Ten years ago, getting an investment loan was far easier than today. We’ve gone from one extreme to the other, with banks who were previously happy to hand over 100% loans in the past, now fastidiously checking every minor detail before signing an approval.
These checks and balances are an essential part of a healthy banking system as they help investors to avoid over-committing financially. So although many would prefer a return to a more relaxed servicing criteria, this is actually a preferable situation.
That said, I’m continually surprised at just how far banks are going when adopting this cautious approach. Since APRA and ASIC intervened, lenders have raised the bar when screening applicants – and currently, it’s living expenses they are focused on.

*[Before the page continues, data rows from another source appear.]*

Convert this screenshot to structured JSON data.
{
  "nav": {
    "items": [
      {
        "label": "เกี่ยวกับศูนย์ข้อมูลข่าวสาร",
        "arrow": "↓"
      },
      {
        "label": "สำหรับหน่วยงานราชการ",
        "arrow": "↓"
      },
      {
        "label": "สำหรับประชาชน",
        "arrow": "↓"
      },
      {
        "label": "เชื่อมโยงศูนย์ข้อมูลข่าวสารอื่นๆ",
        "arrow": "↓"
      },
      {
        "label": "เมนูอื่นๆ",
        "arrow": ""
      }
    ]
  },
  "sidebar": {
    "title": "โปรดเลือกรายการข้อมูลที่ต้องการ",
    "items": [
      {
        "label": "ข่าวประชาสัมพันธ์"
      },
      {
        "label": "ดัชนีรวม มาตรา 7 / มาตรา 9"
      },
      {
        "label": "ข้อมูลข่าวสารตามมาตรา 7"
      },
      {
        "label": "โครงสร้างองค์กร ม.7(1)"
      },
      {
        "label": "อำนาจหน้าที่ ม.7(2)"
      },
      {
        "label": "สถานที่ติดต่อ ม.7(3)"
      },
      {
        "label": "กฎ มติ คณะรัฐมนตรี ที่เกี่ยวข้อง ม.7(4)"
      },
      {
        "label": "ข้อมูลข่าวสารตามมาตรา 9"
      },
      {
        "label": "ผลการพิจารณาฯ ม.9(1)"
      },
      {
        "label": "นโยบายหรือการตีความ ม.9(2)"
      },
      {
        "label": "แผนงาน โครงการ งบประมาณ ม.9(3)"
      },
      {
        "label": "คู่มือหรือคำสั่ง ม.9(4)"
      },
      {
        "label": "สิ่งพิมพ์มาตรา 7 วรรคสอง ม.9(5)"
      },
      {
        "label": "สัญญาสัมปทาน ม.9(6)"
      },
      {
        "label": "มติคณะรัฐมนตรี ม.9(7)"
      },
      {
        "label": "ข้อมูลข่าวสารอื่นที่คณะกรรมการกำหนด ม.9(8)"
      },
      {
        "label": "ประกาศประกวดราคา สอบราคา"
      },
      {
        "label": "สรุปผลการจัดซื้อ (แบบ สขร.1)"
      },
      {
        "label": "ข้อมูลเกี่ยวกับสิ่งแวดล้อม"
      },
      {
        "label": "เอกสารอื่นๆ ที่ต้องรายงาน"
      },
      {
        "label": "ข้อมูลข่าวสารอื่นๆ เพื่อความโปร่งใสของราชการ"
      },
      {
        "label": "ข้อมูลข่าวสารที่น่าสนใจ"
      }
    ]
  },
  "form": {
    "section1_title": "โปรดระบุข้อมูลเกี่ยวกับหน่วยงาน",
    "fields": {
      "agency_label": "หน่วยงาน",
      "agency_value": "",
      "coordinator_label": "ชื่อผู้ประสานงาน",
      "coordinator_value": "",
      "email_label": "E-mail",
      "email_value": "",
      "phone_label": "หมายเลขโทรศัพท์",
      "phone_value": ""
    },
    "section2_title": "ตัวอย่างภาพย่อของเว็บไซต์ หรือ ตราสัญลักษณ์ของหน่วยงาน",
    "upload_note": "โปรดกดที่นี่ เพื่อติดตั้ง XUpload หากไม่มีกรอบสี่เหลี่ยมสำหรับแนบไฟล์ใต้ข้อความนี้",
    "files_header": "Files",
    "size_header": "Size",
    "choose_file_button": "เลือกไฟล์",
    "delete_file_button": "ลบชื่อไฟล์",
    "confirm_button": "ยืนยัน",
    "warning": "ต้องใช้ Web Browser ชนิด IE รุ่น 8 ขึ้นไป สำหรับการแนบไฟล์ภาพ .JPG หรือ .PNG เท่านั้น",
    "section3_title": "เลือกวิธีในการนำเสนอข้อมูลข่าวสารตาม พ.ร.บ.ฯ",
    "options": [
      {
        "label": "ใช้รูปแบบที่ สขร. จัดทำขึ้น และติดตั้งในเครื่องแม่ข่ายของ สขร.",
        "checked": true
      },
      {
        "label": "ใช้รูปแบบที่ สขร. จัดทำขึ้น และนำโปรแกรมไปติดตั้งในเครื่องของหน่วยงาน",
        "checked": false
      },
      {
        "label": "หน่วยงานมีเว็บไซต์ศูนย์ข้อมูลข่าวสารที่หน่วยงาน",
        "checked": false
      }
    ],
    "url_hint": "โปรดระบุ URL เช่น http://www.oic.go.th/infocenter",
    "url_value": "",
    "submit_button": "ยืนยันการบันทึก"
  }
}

Living costs vs lifestyle costs
In the past, banks have used HEM (Household Expenditure Measure) tables to account for an applicant’s living expenses. Now, they are using the greater figure between expenses declared by the applicant, and the HEM tables.
The new challenge is that some lenders are starting to include items that, in my view, should be classed as discretionary spending, rather than living expenses.
Living expenses are routine bills that we can’t avoid, such as groceries, petrol and electricity. Discretionary spending covers items that we choose to pay for, but that we can stop at will, like charity donations and restaurant visits.
Lenders are grouping a range of discretionary lifestyle items under ‘living expenses’, including:
• Movie and theatre costs
• Alcohol and cigarettes
• Newspapers and magazines
• Cable TV and streaming subscriptions
• Pharmacy and medical visits
• Kids after-school activities
Some lenders are going even further by asking for everyday bank account statements, so they can check salary credits and review daily expenditure.
What is the solution?
My advice to investors who are shopping for a loan is to do some ground work well before you intend to apply. It’s unwise to front up to a bank or lender and apply for a loan without due preparation. Unless you earn a high income that allows you to move past the banks’ increasingly stringent criteria and tests, you need to get your financial ducks in a row at least 3-4 months before you wish to apply.
Be aware of your daily expenses and if some are excessive, then you may have to rein them in. It could mean bringing your own lunch to work more frequently, cutting down on alcohol and smoking and even reducing eating out or holiday spending. At the end of the day it depends how badly you want to invest in your next property if your servicing is borderline.
Reviewing your discretionary spending as a routine is a good practice anyway, but it’s particularly important if you’re about to purchase a property. Any savings can make the difference between getting into your first (or next) investment property or not. In addition, these savings can be used towards your deposit or other property buying expenses, so keeping a lid on excess spending can only be beneficial.
Philippe Brach is CEO of Multifocus Properties and Finance. Philippe has over 10 years experience in property investment, he has helped many first time and experienced investors achieve their goals.
Disclaimer: while due care is taken, the viewpoints expressed by contributors do not necessarily reflect the opinions of Your Investment Property